The Broader Attack
In the past, critics have rounded on the secretary general as the symbol of the UN. Much of the fury directed at Kofi Annan followed his admission, when backed into a corner by a BBC reporter, that the invasion of Iraq was illegal. Kofi Annan was African and radiated numinous trustworthiness, which is of course why UN opponents went to such efforts to go after him personally during the “Oil For Food” imbroglio. Significantly, Ros-Lehtinen called one of the attorneys involved in the commission investigating these allegations, Robert Appleton, as a “prosecution witness” this week in her hearing on the UN.
The latest attacks on the secretary general come from Inga Brit Ahlenius, the Swedish former head of the UN’s Office of Internal Oversight Services (OIOS). Last year, Ahlenius sent a scathing but disjointed attack on Ban Ki Moon that focused largely on his refusal to authorize the appointment of Appleton as head of investigations in her office. Ban’s official reason was that Ahlenius refused to abide by UN rules designed to ensure gender balance by submitting a shortlist that included any women. Appleton’s appearance for Ros-Lehtinen certainly lends Ban’s refusal additional retrospective legitimacy. Appleton was under suspicion of being a consistent source of leaks of half-digested and ill-substantiated inquiries of the type that OIOS was notorious for.

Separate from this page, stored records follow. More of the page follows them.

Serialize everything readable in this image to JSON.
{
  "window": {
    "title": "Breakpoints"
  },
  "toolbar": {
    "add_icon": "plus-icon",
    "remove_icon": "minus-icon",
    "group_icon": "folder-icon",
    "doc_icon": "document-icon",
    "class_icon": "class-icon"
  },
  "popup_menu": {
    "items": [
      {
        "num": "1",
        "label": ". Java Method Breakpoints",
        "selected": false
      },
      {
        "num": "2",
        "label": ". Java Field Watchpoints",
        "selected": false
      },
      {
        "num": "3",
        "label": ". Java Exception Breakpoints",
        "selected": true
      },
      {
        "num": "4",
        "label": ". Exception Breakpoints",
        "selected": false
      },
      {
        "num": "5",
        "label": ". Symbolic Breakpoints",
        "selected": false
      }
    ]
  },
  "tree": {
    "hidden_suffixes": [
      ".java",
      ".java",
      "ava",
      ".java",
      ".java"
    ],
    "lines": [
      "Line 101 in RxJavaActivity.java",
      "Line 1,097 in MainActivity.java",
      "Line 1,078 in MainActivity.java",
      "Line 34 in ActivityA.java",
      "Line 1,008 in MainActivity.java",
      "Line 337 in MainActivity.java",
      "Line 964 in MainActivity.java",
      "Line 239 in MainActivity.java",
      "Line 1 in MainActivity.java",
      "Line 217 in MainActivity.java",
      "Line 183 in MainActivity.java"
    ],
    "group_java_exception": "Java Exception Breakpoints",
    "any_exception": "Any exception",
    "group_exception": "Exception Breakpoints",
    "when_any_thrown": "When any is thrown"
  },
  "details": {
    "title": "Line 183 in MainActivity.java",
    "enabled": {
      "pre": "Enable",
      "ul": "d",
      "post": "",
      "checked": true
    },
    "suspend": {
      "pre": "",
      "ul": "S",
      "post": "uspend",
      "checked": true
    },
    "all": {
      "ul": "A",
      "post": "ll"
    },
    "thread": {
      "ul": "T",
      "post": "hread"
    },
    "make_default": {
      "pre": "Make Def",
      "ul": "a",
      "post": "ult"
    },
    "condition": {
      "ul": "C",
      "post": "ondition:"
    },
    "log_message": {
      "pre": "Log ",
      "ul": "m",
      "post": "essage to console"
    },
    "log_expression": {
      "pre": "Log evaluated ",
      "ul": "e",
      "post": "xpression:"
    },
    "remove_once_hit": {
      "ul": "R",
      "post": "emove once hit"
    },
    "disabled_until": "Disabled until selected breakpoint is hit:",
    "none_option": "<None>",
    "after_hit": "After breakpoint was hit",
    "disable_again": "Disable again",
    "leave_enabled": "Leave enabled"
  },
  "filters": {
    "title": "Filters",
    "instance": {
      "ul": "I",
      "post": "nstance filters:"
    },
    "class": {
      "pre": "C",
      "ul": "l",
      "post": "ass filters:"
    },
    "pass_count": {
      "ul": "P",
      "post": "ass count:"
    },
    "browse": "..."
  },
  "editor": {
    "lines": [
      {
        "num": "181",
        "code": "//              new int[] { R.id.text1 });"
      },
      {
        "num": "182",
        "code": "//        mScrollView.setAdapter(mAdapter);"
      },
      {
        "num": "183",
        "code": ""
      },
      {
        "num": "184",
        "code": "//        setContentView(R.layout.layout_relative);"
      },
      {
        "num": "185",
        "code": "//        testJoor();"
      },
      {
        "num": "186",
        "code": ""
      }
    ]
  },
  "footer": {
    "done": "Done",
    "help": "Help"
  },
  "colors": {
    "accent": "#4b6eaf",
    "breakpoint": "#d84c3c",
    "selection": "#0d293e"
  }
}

This week in Sweden, Ahlenius released her memoirs in what appears to be an attempt to capitalize on Capitol Hill’s revived anti-UN mood and the appearance of her would-be protégé there. However, in Sweden, where she had been previously fired from a similar job in the government, Ahlenius attracted little interest from the Swedish media, and her crusading image was almost simultaneously tarnished with a report that she had stifled whistleblowers herself.
Given the new climate of UN-phobia on Capitol Hill, some of Ahlenius’s accusations will be recycled as part of Ros-Lehtinen’s repetition of the perennial call for UN “reform.” Such calls are usually accompanied by the mantra of alleged “waste, mismanagement, and corruption” at the UN.
U.S. critics of the organization seem to blithely ignore the beam in their own eye to concentrate on the mote in the UN’s. Certainly over the years, the UN has wasted millions of dollars. But the United States has wasted tens of billions of dollars. The United States, for instance, admits that it cannot account for $10 billion dollars in surpluses from the UN Oil For Food Program. Calls for UN “reform” are tendentious. There is little doubt that the organization needs modernization, but that would involve revision of the Charter and the consent of other members. The critics’ definition of waste is money spent on projects that they disagree with, even if, for example, they are peacekeeping missions that the U.S. delegation has suggested or supported.
As this campaign revs up, Ros-Lehtinen and her colleagues should be challenged from the beginning on their premises. They do not want to reform the organization: they want to control it or, barring that, starve it to death.